Trina Robbins. From Girls to Grrrls: A History of Girls' Comics from Teens to Zines. San Francisco, CA: Chronicle Books, 1999. 142 pp. $17.95 (paper), ISBN 978-0-8118-2199-5.
Reviewed by Jeff Williams (Facultad de Lenguas, Universidad Nacional de Cordoba)
Published on H-PCAACA (September, 2000)
Histories of comics often by-pass or gloss over the contributions made by minorities. One writer of comics history who has worked diligently over the years to rectify this omission from at least one contributing group, women, is Trina Robbins. She has given comics scholarship many valuable resources in this area. Her works, in addition to many published articles and interviews, include Women and the Comics (jointly written with Catherine Yronwode), A Century of Women Cartoonists, and The Great Women Superheroes. Her newest endeavor is From Girls to Grrrls: A History of Girls' Comics from Teens to Zines.
This work chronicles the history of women comics from 1941 until 1998. The chapters are arranged according to periods defined by Robbins, Girls' Comics (1941-1957), Women's Comics (1947-1977), Womyn's Comix (1970-1989), and Grrrlz' Comix (1990s). From Girls to Grrrlz details the many genres of comics for girls and women, social trends, and the background of authors and writers for these comics (who were not always women). The book contains many illustrations of covers and story excerpts from the comics discussed. The reader learns, among other things, that girls' comics began with Archie, in 1941, about the importance and influence of Katy Keene, and the fact that at one time girls' comics outsold boys' comics. Robbins also discusses the parallels between changing social movements, the rise of feminism, and changes in comics, including the undergrounds of the 1960s and 1970s and the alternatives of the 1980s and 1990s. It also contains some obscure histories and fills in some gaps from previous works on women and girls' comics.
If one were to find any fault with the work, it would have to be the absence of any reference information. The book contains no bibliography (which, according to Robbins was the editor's decision); the sources used, therefore, are not available to other researchers. Some bibliographical references and a sense of dialogue with other scholars in the fields of comics, history, sociology, etc. would have been most welcome and would have provided more resources to current researchers in comics scholarship.

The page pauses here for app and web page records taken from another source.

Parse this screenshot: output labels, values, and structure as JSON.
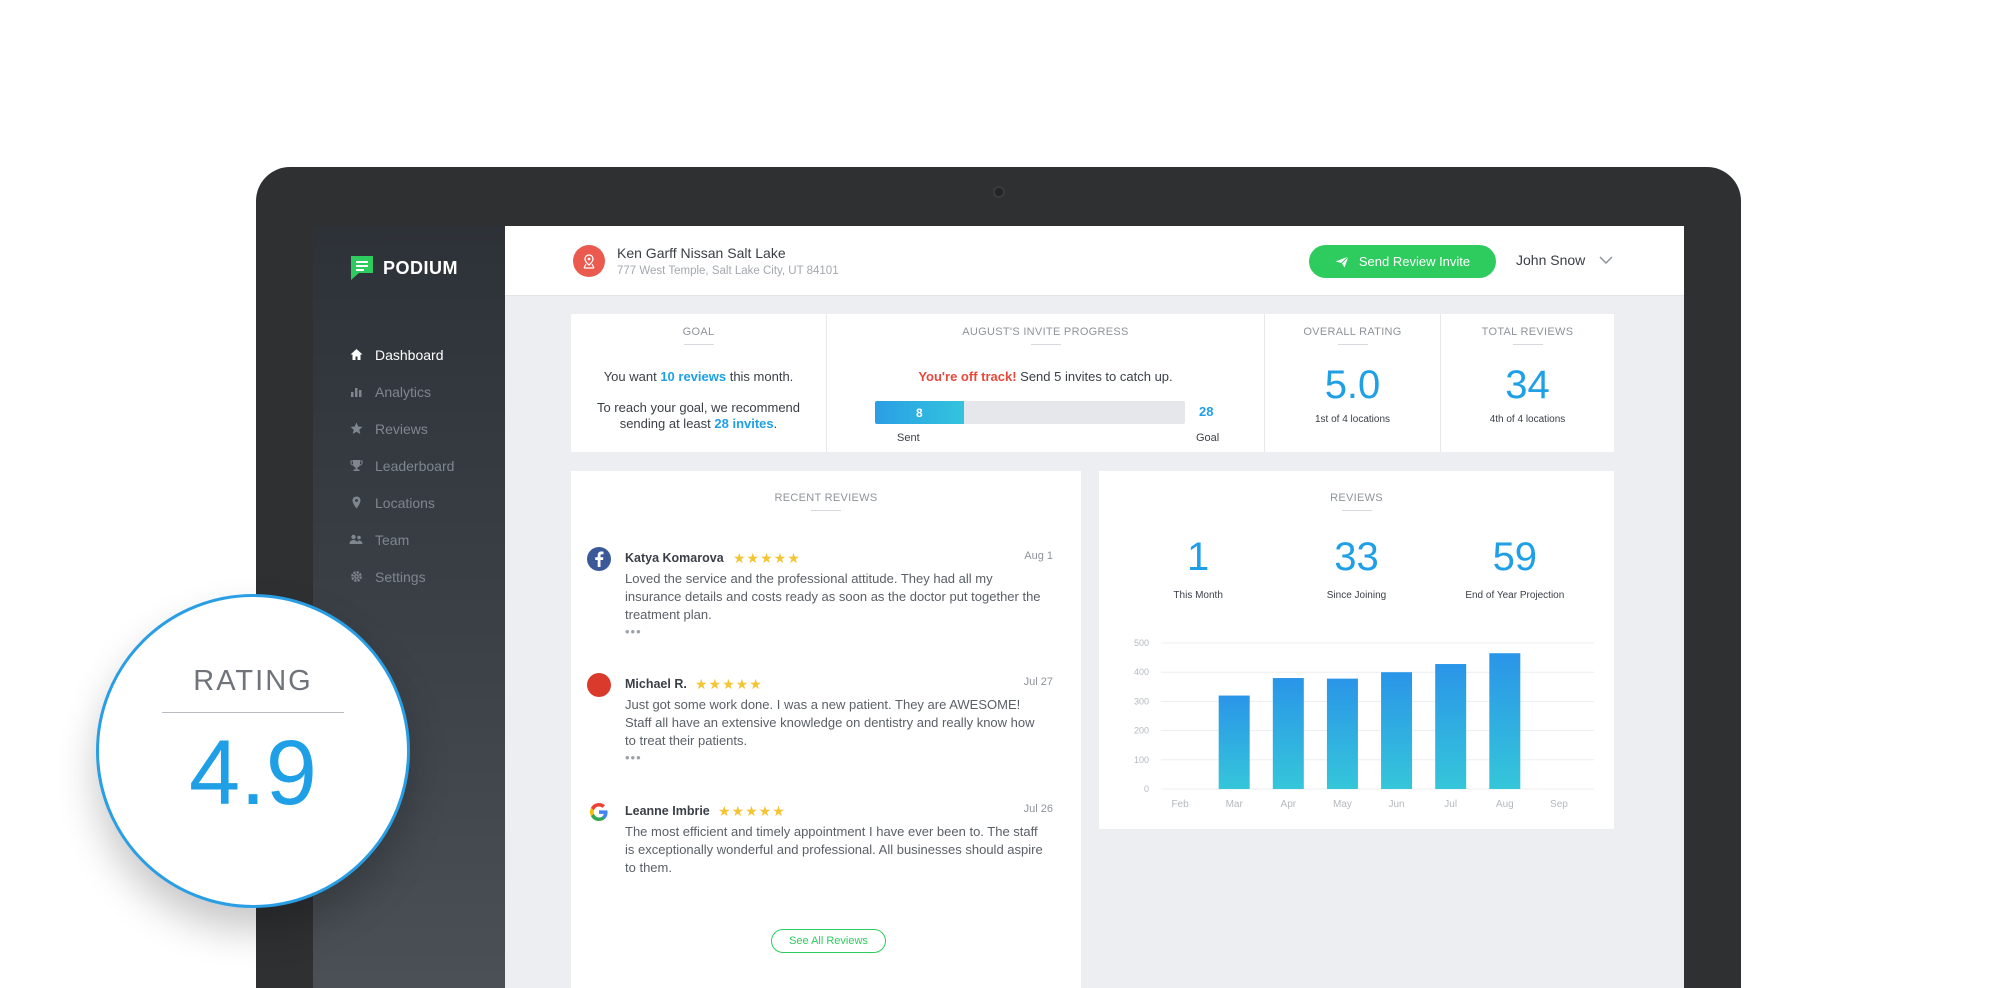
{
  "brand": {
    "name": "PODIUM",
    "accent": "#2ecc5e",
    "blue": "#1fa0e6"
  },
  "sidebar": {
    "items": [
      {
        "label": "Dashboard",
        "icon": "home-icon",
        "active": true
      },
      {
        "label": "Analytics",
        "icon": "bar-chart-icon",
        "active": false
      },
      {
        "label": "Reviews",
        "icon": "star-icon",
        "active": false
      },
      {
        "label": "Leaderboard",
        "icon": "trophy-icon",
        "active": false
      },
      {
        "label": "Locations",
        "icon": "map-pin-icon",
        "active": false
      },
      {
        "label": "Team",
        "icon": "users-icon",
        "active": false
      },
      {
        "label": "Settings",
        "icon": "gear-icon",
        "active": false
      }
    ]
  },
  "header": {
    "location_name": "Ken Garff Nissan Salt Lake",
    "location_address": "777 West Temple, Salt Lake City, UT 84101",
    "send_button": "Send Review Invite",
    "user_name": "John Snow"
  },
  "goal": {
    "title": "GOAL",
    "line1_pre": "You want ",
    "line1_highlight": "10 reviews",
    "line1_post": " this month.",
    "line2_pre": "To reach your goal, we recommend sending at least ",
    "line2_highlight": "28 invites",
    "line2_post": "."
  },
  "invite_progress": {
    "title": "AUGUST'S INVITE PROGRESS",
    "alert": "You're off track!",
    "message": " Send 5 invites to catch up.",
    "sent": 8,
    "goal": 28,
    "sent_label": "Sent",
    "goal_label": "Goal"
  },
  "overall_rating": {
    "title": "OVERALL RATING",
    "value": "5.0",
    "subtitle": "1st of 4 locations"
  },
  "total_reviews": {
    "title": "TOTAL REVIEWS",
    "value": "34",
    "subtitle": "4th of 4 locations"
  },
  "recent_reviews": {
    "title": "RECENT REVIEWS",
    "items": [
      {
        "name": "Katya Komarova",
        "source": "facebook-icon",
        "stars": "★★★★★",
        "date": "Aug 1",
        "text": "Loved the service and the professional attitude. They had all my insurance details and costs ready as soon as the doctor put together the treatment plan.",
        "more": "•••"
      },
      {
        "name": "Michael R.",
        "source": "red-circle-icon",
        "stars": "★★★★★",
        "date": "Jul 27",
        "text": "Just got some work done. I was a new patient. They are AWESOME! Staff all have an extensive knowledge on dentistry and really know how to treat their patients.",
        "more": "•••"
      },
      {
        "name": "Leanne Imbrie",
        "source": "google-icon",
        "stars": "★★★★★",
        "date": "Jul 26",
        "text": "The most efficient and timely appointment I have ever been to. The staff is exceptionally wonderful and professional. All businesses should aspire to them.",
        "more": ""
      }
    ],
    "see_all": "See All Reviews"
  },
  "reviews_summary": {
    "title": "REVIEWS",
    "kpis": [
      {
        "value": "1",
        "label": "This Month"
      },
      {
        "value": "33",
        "label": "Since Joining"
      },
      {
        "value": "59",
        "label": "End of Year Projection"
      }
    ]
  },
  "chart_data": {
    "type": "bar",
    "categories": [
      "Feb",
      "Mar",
      "Apr",
      "May",
      "Jun",
      "Jul",
      "Aug",
      "Sep"
    ],
    "values": [
      null,
      320,
      380,
      378,
      400,
      428,
      465,
      null
    ],
    "ylim": [
      0,
      500
    ],
    "yticks": [
      0,
      100,
      200,
      300,
      400,
      500
    ],
    "grid": true,
    "colors": {
      "top": "#2a95e8",
      "bottom": "#35c6da"
    }
  },
  "rating_badge": {
    "title": "RATING",
    "value": "4.9"
  }
}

Nonetheless, it is a valuable addition to Robbins' other works. The illustrations and story excerpts from rare and almost impossible to obtain comics provide an added value and importance to the work. Also, one would hope that this book would encourage other researchers and scholars to explore the area of girls' comics in particular and women and comics in general. To date, Robbins' is nearly a lone voice in this type of research and the area needs more voices in order for a true dialogue to take place.
Copyright (c) 2000 by H-Net, all rights reserved. This work may be copied for non-profit educational use if proper credit is given to the author and the list. For other permission, please contact H-Net@H-Net.MSU.EDU.
If there is additional discussion of this review, you may access it through the list discussion logs at: http://h-net.msu.edu/cgi-bin/logbrowse.pl.
Jeff Williams. Review of Robbins, Trina, From Girls to Grrrls: A History of Girls' Comics from Teens to Zines.
H-PCAACA, H-Net Reviews.
Copyright © 2000 by H-Net and the Popular Culture and the American Culture Associations, all rights reserved. H-Net permits the redistribution and reprinting of this work for nonprofit, educational purposes, with full and accurate attribution to the author, web location, date of publication, originating list, and H-Net: Humanities & Social Sciences Online. For any other proposed use, contact P.C. Rollins at Rollins@osuunx.ucc.okstate.edu or the Reviews editorial staff at firstname.lastname@example.org.